▶ **Supplied records**
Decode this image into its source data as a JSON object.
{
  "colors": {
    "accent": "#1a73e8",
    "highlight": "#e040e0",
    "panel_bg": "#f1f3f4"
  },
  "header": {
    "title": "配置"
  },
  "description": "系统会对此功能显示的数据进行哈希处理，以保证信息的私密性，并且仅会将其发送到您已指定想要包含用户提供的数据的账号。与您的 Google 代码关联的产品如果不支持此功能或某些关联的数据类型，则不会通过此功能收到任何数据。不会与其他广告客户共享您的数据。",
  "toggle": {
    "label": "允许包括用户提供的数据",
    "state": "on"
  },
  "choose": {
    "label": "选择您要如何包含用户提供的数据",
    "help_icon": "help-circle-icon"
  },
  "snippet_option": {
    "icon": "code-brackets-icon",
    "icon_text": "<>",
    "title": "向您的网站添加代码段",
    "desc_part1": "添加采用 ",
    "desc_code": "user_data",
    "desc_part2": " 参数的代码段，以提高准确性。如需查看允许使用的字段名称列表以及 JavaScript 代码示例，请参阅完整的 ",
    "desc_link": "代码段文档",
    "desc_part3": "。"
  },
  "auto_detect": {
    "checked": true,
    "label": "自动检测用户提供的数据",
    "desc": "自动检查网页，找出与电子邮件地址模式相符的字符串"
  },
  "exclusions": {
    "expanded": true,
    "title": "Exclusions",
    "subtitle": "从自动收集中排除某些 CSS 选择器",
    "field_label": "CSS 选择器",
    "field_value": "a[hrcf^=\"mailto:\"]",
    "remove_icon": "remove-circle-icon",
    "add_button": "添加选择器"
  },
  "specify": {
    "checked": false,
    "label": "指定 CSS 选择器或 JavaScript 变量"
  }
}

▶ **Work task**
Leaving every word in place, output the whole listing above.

▶ **Exercise answer**
Decode this image into its source data as a JSON object.
{
  "colors": {
    "accent": "#1a73e8",
    "highlight": "#e040e0",
    "panel_bg": "#f1f3f4"
  },
  "header": {
    "title": "配置"
  },
  "description": "系统会对此功能显示的数据进行哈希处理，以保证信息的私密性，并且仅会将其发送到您已指定想要包含用户提供的数据的账号。与您的 Google 代码关联的产品如果不支持此功能或某些关联的数据类型，则不会通过此功能收到任何数据。不会与其他广告客户共享您的数据。",
  "toggle": {
    "label": "允许包括用户提供的数据",
    "state": "on"
  },
  "choose": {
    "label": "选择您要如何包含用户提供的数据",
    "help_icon": "help-circle-icon"
  },
  "snippet_option": {
    "icon": "code-brackets-icon",
    "icon_text": "<>",
    "title": "向您的网站添加代码段",
    "desc_part1": "添加采用 ",
    "desc_code": "user_data",
    "desc_part2": " 参数的代码段，以提高准确性。如需查看允许使用的字段名称列表以及 JavaScript 代码示例，请参阅完整的 ",
    "desc_link": "代码段文档",
    "desc_part3": "。"
  },
  "auto_detect": {
    "checked": true,
    "label": "自动检测用户提供的数据",
    "desc": "自动检查网页，找出与电子邮件地址模式相符的字符串"
  },
  "exclusions": {
    "expanded": true,
    "title": "Exclusions",
    "subtitle": "从自动收集中排除某些 CSS 选择器",
    "field_label": "CSS 选择器",
    "field_value": "a[hrcf^=\"mailto:\"]",
    "remove_icon": "remove-circle-icon",
    "add_button": "添加选择器"
  },
  "specify": {
    "checked": false,
    "label": "指定 CSS 选择器或 JavaScript 变量"
  }
}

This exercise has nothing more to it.